## EXTRACTED MATERIAL
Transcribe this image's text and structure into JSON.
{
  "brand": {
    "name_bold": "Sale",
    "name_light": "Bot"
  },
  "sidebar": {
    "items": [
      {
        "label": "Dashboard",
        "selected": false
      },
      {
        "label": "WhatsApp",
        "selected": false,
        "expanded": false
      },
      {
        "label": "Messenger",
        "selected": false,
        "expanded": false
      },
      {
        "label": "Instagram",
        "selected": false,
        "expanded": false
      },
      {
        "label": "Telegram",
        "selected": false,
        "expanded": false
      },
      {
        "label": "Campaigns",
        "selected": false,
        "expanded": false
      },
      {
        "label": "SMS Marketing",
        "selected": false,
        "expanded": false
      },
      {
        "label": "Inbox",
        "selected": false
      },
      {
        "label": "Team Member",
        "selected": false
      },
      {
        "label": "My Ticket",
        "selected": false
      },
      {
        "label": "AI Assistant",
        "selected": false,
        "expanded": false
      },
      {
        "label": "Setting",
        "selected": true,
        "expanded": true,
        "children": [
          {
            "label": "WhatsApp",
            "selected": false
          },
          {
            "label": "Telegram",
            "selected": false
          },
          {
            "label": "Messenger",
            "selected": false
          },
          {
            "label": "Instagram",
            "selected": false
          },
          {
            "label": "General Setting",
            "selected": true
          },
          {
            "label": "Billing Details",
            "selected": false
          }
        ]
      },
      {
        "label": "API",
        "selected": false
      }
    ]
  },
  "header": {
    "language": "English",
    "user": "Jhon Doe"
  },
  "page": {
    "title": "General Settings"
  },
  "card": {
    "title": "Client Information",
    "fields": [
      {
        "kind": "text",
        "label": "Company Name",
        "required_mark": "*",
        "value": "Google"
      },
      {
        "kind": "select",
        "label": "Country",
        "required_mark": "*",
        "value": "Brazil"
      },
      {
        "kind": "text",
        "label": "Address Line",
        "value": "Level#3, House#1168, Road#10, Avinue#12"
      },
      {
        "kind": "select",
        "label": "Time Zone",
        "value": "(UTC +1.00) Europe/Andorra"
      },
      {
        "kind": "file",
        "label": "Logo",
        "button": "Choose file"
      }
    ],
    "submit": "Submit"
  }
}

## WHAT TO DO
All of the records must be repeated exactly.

## EXERCISE OUTPUT
Transcribe this image's text and structure into JSON.
{
  "brand": {
    "name_bold": "Sale",
    "name_light": "Bot"
  },
  "sidebar": {
    "items": [
      {
        "label": "Dashboard",
        "selected": false
      },
      {
        "label": "WhatsApp",
        "selected": false,
        "expanded": false
      },
      {
        "label": "Messenger",
        "selected": false,
        "expanded": false
      },
      {
        "label": "Instagram",
        "selected": false,
        "expanded": false
      },
      {
        "label": "Telegram",
        "selected": false,
        "expanded": false
      },
      {
        "label": "Campaigns",
        "selected": false,
        "expanded": false
      },
      {
        "label": "SMS Marketing",
        "selected": false,
        "expanded": false
      },
      {
        "label": "Inbox",
        "selected": false
      },
      {
        "label": "Team Member",
        "selected": false
      },
      {
        "label": "My Ticket",
        "selected": false
      },
      {
        "label": "AI Assistant",
        "selected": false,
        "expanded": false
      },
      {
        "label": "Setting",
        "selected": true,
        "expanded": true,
        "children": [
          {
            "label": "WhatsApp",
            "selected": false
          },
          {
            "label": "Telegram",
            "selected": false
          },
          {
            "label": "Messenger",
            "selected": false
          },
          {
            "label": "Instagram",
            "selected": false
          },
          {
            "label": "General Setting",
            "selected": true
          },
          {
            "label": "Billing Details",
            "selected": false
          }
        ]
      },
      {
        "label": "API",
        "selected": false
      }
    ]
  },
  "header": {
    "language": "English",
    "user": "Jhon Doe"
  },
  "page": {
    "title": "General Settings"
  },
  "card": {
    "title": "Client Information",
    "fields": [
      {
        "kind": "text",
        "label": "Company Name",
        "required_mark": "*",
        "value": "Google"
      },
      {
        "kind": "select",
        "label": "Country",
        "required_mark": "*",
        "value": "Brazil"
      },
      {
        "kind": "text",
        "label": "Address Line",
        "value": "Level#3, House#1168, Road#10, Avinue#12"
      },
      {
        "kind": "select",
        "label": "Time Zone",
        "value": "(UTC +1.00) Europe/Andorra"
      },
      {
        "kind": "file",
        "label": "Logo",
        "button": "Choose file"
      }
    ],
    "submit": "Submit"
  }
}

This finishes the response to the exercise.